WORK ITEM> Every line with the word "Collector" in it should be extracted from the data that follows.

(Collected data)
········

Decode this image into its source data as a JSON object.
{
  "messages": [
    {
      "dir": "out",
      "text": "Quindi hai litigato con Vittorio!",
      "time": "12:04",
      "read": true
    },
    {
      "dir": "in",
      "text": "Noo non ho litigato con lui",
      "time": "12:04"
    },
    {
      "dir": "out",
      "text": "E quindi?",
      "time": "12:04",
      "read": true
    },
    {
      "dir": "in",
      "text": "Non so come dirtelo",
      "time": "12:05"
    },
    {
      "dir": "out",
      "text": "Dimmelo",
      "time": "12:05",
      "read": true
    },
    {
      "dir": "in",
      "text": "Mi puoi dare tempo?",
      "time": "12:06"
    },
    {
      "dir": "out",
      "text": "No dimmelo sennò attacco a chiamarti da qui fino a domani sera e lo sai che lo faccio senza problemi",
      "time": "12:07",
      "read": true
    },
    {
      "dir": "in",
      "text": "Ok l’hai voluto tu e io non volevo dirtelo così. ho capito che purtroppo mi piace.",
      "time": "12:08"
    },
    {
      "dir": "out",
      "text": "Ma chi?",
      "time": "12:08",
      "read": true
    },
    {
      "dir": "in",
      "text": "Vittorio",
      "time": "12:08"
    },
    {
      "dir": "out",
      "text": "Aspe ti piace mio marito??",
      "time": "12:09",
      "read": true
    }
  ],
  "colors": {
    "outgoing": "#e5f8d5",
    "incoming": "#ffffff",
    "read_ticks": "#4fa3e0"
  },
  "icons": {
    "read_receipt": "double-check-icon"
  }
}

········

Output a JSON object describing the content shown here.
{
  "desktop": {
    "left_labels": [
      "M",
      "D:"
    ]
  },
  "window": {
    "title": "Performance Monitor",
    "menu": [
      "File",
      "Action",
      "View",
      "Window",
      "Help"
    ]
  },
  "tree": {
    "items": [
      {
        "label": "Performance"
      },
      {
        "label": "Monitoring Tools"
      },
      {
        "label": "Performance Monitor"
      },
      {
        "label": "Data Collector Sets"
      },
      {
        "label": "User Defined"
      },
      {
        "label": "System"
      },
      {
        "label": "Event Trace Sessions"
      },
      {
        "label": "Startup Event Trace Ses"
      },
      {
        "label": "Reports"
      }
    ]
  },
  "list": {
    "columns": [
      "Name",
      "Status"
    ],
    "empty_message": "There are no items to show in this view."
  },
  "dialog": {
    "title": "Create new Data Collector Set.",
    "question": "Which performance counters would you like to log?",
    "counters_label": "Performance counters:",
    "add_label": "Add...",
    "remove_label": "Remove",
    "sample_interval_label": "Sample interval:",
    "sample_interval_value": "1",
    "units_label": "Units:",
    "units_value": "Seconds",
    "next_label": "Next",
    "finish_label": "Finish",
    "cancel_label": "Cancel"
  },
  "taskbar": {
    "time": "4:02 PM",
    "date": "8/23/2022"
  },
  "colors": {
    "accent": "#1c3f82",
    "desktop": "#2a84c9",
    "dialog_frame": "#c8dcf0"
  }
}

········

SOLVED PROBLEM>
        "label": "Data Collector Sets"
    "title": "Create new Data Collector Set.",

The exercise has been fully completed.